## [THE PROBLEM]
Tally the lines in the data below where the word "left" appears, and give the tally alone.

Stored records
/---
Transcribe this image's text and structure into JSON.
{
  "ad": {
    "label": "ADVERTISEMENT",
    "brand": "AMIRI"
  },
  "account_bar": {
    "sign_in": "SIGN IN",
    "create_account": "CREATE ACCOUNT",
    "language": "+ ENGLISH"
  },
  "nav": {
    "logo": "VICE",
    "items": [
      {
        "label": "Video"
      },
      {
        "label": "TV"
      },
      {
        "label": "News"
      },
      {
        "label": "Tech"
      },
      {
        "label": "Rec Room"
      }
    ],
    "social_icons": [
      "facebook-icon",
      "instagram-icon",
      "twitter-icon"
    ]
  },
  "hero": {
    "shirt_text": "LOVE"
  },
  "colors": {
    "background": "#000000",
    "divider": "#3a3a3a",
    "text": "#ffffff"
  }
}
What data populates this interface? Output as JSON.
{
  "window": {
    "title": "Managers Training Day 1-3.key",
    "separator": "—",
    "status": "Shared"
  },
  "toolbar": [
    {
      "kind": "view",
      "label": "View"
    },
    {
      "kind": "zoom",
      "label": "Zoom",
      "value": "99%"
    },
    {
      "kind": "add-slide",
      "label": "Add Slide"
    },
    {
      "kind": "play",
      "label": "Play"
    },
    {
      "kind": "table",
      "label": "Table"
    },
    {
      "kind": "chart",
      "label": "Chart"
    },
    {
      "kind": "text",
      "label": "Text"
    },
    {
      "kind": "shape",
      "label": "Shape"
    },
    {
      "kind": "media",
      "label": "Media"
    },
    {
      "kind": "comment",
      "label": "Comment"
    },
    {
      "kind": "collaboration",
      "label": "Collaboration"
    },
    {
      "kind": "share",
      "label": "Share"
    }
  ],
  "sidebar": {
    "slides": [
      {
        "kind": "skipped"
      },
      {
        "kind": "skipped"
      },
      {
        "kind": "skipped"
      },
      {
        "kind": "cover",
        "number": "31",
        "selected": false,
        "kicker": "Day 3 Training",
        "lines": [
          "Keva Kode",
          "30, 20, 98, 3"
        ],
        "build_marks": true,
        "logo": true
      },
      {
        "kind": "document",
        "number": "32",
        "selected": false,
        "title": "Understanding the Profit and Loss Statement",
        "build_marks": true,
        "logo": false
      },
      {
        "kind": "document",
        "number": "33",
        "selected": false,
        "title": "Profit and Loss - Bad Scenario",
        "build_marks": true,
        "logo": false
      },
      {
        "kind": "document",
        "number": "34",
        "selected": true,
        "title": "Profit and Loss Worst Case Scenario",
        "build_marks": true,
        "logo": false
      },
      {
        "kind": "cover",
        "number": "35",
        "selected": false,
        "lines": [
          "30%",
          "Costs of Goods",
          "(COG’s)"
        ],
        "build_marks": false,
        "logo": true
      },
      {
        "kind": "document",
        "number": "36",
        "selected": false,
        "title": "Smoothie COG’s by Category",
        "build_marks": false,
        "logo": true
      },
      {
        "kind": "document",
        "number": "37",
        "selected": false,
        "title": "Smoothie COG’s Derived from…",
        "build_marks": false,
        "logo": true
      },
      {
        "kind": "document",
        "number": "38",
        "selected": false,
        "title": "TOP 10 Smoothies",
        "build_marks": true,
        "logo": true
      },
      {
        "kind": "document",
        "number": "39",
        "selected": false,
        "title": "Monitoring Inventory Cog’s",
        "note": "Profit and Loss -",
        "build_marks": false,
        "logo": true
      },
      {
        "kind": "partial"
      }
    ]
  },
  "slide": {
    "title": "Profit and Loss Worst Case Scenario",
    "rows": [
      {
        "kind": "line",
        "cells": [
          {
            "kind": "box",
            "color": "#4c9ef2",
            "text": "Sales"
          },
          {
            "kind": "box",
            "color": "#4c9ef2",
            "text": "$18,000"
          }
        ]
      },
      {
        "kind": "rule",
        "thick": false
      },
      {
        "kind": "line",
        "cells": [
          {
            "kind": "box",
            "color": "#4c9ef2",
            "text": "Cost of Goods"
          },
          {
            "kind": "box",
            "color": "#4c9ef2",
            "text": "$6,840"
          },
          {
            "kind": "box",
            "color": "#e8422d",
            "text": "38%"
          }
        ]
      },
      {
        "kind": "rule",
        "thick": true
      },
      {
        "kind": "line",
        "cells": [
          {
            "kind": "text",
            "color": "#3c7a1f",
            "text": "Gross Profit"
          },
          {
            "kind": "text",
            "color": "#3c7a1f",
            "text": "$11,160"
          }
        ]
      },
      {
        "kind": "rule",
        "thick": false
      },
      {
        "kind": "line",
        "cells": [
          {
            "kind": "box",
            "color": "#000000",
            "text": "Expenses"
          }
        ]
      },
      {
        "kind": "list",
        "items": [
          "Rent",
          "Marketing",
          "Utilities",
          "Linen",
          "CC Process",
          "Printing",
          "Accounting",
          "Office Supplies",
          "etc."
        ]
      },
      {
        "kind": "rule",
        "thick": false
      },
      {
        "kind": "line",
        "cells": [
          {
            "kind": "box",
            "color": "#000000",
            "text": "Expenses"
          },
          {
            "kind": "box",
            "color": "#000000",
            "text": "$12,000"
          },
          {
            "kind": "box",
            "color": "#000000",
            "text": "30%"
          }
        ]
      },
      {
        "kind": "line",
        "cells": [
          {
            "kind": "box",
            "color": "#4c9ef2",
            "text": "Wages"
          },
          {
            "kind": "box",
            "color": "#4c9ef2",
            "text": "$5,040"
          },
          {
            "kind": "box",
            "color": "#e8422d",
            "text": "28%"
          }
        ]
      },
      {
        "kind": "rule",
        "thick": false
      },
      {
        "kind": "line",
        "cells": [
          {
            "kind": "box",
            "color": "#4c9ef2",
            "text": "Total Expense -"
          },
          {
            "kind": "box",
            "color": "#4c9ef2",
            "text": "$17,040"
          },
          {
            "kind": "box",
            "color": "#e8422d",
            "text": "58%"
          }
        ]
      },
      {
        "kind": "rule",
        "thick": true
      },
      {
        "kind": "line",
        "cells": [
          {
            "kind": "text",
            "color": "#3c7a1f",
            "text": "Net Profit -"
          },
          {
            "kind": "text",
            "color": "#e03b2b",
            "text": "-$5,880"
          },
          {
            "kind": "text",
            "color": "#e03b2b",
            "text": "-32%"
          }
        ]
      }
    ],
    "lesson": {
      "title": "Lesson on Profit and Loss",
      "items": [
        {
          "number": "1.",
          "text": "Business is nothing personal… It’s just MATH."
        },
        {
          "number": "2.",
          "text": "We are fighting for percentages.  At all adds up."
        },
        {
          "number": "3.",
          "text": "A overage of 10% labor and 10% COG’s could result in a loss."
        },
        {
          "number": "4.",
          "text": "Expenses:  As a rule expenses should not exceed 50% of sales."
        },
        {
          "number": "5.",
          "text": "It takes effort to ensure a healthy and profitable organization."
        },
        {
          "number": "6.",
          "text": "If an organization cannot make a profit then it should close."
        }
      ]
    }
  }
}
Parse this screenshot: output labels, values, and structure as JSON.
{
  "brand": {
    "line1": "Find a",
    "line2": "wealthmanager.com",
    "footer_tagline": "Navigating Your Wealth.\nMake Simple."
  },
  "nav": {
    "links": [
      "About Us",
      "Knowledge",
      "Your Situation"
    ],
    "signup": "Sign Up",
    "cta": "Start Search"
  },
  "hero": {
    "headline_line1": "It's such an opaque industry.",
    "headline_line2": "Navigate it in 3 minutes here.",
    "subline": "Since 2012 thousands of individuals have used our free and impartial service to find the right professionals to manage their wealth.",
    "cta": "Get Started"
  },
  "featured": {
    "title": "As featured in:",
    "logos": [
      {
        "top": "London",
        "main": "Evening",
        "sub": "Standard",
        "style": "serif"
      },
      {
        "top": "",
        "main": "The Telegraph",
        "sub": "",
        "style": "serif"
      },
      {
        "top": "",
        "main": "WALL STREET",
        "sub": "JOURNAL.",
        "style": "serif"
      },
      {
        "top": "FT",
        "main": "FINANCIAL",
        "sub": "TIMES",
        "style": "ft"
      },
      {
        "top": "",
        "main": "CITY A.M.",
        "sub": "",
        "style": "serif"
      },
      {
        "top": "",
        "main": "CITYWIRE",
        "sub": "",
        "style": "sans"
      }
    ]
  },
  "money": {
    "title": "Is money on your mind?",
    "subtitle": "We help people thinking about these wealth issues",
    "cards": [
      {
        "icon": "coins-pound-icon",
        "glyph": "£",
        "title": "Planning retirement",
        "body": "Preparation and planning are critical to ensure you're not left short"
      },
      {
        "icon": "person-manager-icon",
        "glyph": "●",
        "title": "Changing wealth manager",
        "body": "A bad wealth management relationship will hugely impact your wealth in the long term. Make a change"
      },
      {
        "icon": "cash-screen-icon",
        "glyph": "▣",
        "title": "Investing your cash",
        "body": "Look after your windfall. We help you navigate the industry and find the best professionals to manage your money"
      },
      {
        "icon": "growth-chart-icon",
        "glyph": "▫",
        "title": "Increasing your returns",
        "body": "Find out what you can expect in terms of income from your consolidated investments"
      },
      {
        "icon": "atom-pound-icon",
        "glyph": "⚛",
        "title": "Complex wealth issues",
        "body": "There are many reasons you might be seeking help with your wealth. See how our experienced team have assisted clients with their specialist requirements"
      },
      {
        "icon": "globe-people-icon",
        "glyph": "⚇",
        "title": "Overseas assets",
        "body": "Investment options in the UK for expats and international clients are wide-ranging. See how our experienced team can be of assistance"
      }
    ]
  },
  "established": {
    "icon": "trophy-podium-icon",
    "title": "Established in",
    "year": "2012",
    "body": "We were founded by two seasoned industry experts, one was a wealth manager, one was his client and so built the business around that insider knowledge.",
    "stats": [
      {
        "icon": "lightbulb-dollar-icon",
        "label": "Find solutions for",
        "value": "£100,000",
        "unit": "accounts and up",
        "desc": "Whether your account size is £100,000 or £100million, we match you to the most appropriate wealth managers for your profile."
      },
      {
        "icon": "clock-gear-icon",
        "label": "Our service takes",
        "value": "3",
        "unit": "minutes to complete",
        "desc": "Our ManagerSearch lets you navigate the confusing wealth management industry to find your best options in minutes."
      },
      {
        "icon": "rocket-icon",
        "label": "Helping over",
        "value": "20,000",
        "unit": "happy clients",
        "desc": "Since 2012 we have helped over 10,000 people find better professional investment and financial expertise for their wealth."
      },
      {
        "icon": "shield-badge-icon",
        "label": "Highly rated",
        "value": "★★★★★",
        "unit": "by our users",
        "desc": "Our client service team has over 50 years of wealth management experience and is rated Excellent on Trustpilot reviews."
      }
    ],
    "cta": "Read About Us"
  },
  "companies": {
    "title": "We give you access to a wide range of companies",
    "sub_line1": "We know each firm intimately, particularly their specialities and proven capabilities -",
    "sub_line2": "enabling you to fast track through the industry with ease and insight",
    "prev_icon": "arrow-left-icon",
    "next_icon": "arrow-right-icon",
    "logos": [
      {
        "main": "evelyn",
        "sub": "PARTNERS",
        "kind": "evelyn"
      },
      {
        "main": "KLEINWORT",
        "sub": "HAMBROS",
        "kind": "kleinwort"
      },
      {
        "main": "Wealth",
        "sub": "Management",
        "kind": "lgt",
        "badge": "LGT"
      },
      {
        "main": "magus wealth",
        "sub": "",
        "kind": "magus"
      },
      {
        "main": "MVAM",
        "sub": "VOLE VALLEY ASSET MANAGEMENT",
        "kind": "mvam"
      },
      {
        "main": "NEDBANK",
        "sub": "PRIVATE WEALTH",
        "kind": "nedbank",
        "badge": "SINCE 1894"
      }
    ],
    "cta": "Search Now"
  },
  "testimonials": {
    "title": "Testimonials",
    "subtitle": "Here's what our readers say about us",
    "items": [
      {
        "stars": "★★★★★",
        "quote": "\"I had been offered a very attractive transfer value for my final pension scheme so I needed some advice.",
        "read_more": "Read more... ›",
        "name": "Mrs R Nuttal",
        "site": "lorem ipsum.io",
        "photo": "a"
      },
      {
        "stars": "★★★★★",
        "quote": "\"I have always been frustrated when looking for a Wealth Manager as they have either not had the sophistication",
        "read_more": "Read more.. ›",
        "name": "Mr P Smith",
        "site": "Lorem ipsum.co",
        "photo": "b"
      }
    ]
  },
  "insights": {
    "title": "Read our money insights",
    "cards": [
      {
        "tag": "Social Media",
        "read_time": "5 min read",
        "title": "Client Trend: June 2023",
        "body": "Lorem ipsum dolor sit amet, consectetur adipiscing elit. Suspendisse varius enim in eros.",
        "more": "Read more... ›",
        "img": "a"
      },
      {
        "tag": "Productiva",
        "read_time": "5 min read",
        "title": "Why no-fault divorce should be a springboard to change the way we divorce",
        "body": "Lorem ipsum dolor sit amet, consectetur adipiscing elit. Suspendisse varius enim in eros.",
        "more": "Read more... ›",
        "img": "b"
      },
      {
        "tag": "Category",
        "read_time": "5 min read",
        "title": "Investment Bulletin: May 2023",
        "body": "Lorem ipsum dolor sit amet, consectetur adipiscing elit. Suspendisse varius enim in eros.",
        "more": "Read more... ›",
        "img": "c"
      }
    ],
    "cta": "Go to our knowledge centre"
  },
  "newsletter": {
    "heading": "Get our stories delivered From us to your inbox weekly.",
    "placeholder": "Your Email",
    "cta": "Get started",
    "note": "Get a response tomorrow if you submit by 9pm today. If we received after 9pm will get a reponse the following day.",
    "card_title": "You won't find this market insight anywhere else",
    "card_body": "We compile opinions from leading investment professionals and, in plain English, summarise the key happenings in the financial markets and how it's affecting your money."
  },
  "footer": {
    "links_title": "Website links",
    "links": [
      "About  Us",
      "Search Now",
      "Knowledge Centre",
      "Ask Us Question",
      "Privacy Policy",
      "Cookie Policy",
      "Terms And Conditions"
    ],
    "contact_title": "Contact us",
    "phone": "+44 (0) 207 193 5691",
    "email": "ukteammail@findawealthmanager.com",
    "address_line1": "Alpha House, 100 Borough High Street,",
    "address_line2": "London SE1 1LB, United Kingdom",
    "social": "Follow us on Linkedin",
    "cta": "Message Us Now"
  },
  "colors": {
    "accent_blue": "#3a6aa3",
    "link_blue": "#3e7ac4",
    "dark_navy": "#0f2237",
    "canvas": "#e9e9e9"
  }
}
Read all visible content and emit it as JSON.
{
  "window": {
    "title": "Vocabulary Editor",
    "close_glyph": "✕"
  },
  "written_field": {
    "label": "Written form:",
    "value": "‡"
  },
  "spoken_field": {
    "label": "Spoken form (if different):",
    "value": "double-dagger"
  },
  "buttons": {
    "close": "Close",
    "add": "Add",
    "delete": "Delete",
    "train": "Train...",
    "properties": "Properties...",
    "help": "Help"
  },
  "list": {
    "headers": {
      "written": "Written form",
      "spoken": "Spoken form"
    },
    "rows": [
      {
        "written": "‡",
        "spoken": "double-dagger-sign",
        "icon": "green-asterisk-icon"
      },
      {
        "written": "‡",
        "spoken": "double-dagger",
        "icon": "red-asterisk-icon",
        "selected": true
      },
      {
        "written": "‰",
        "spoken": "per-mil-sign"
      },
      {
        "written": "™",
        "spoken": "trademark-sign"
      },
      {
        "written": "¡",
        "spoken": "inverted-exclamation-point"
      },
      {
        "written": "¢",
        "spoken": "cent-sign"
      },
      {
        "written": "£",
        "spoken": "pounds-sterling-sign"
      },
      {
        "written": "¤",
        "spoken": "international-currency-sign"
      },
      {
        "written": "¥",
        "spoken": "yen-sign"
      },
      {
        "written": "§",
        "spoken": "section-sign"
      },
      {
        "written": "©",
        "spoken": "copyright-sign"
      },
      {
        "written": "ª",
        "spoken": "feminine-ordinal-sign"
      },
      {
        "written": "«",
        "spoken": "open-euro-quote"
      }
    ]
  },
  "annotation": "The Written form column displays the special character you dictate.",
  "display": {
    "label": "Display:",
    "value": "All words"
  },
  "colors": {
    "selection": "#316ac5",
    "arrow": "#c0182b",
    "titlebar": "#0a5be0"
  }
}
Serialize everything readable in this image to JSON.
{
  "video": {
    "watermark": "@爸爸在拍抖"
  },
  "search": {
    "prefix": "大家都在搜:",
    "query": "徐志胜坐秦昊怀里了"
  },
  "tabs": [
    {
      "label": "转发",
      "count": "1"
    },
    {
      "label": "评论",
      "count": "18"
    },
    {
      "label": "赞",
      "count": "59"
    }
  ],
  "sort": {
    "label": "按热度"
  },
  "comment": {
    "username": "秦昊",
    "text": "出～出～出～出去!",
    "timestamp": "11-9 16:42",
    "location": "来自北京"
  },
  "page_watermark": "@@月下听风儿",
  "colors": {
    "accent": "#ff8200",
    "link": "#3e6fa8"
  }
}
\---
## [OUTPUT OF THE TASK]
2